Public awareness and engagement

The 3D Head and Neck received considerable media interest, increasing public awareness of the potential of digital teaching tools and contributing to ongoing debates on the role of 3D technology as a pedagogical tool [12].

Sources to corroborate the impact

[7] "I am delighted to be launching this hugely exciting venture that could transform medical and dental training by giving students an opportunity to learn about human anatomy using virtual reality tools. Scotland is leading the way when it comes to 3D visualisation, [...]the 3D Digital Head and Neck being launched today will keep Scotland at the forefront of clinical technology and training, opening up opportunities for these techniques to be used in other medical disciplines.This project is an excellent example of partnership working, with the clinical expertise of the NHS and University of Glasgow working in tandem with the Digital Design Studio at Glasgow School of Art to produce a truly ground- breaking clinical training tool." First Minister Alex Salmond,

[8] "This is a fantastic example of effective partnership working. The project has produced user friendly resources which put Scotland at the forefront of education and training internationally, not just within dentistry but also for healthcare professionals in other disciplines." Dr David Felix, NES Dean for Dental Education, http://www.scotland.gov.uk/News/Releases/2013/04/3D24042013

[9] Anonymous Wellcome Trust Reviewer, "There is a real need for [extending the scope of the tool]. Not only in terms of providing a 3D model of anatomy but in terms of providing a 3D model of anatomy that is incredibly accurate and explorable. Audiences — whether a GCSE biologist, medical student, GP or simply a person with an interest — will be able to learn to their level."

[10] The collective view of industrial viewers has been best summed up by GlaxoSmithKline, Dr Malcolm Skingle CBE DSc PhD, Director, Academic Liaison :— "We think this is the best thing available to train the next cadre of medics and biological scientists...we support the project and very much value its potential contribution to the area of learning and teaching of anatomy."
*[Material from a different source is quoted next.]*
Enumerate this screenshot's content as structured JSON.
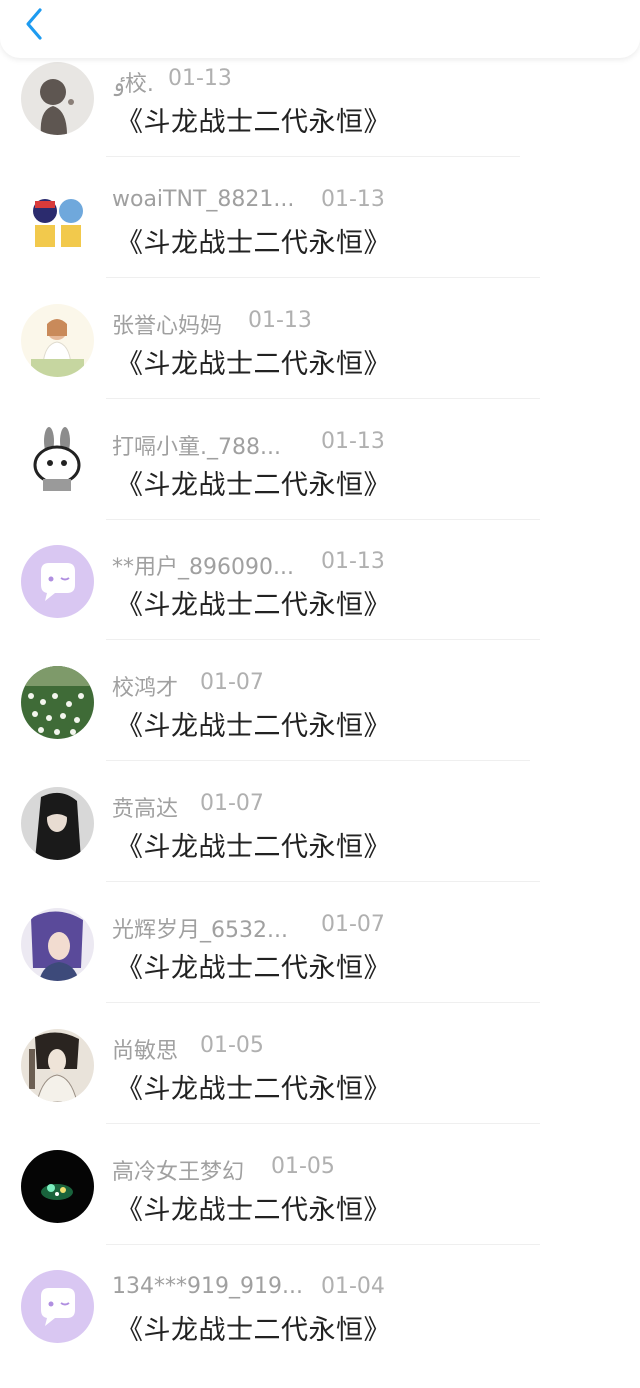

[11] Royal Society of Medicine event: http://www.rsm.ac.uk/innovations/programme2013.php

[12] Selected publicity includes: BBC TV and online http://www.bbc.co.uk/news/uk-scotland-22279395; STV TV and online http://news.stv.tv/scotland/222758-glasgow-art-school-designs-virtual-head-for-medical-students/; Scottish Government Press Release http://www.scotland.gov.uk/News/Releases/2013/04/3D24042013; Los Angeles Times
http://framework.latimes.com/2013/04/24/pictures-in-the-news-651/#/12, and also The Times (picture story), The Scotsman (picture story), The Telegraph (picture story), Press and Journal (long article with two pictures), Metro (page lead with two pictures) and online, Dundee Courier (picture story), and the Evening Times (page lead, picture), as well as the Medical Student Union homepage. International news coverage included BBC International (Brazil), BBC Arabic Service (4Tech), the Los Angeles Times, Connecticut Post, photo of the week in Australian Doctor Magazine and as one of the "Week's Greatest Moments" on Mashable.com

[13] Anderson, Paul, Chapman, Paul, Ma, Minhua and Rea, Paul (2013) Real-time Medical Visualization of Human Head and Neck Anatomy and its Applications for Dental Training and Simulation. Current Medical Imaging Reviews . ISSN 1573-4056 (In Press)

[14] Usage statistics and figures provided within this case study were provided by Andrew Forgie, Linda Gunn, and David Felix of NHS Education for Scotland.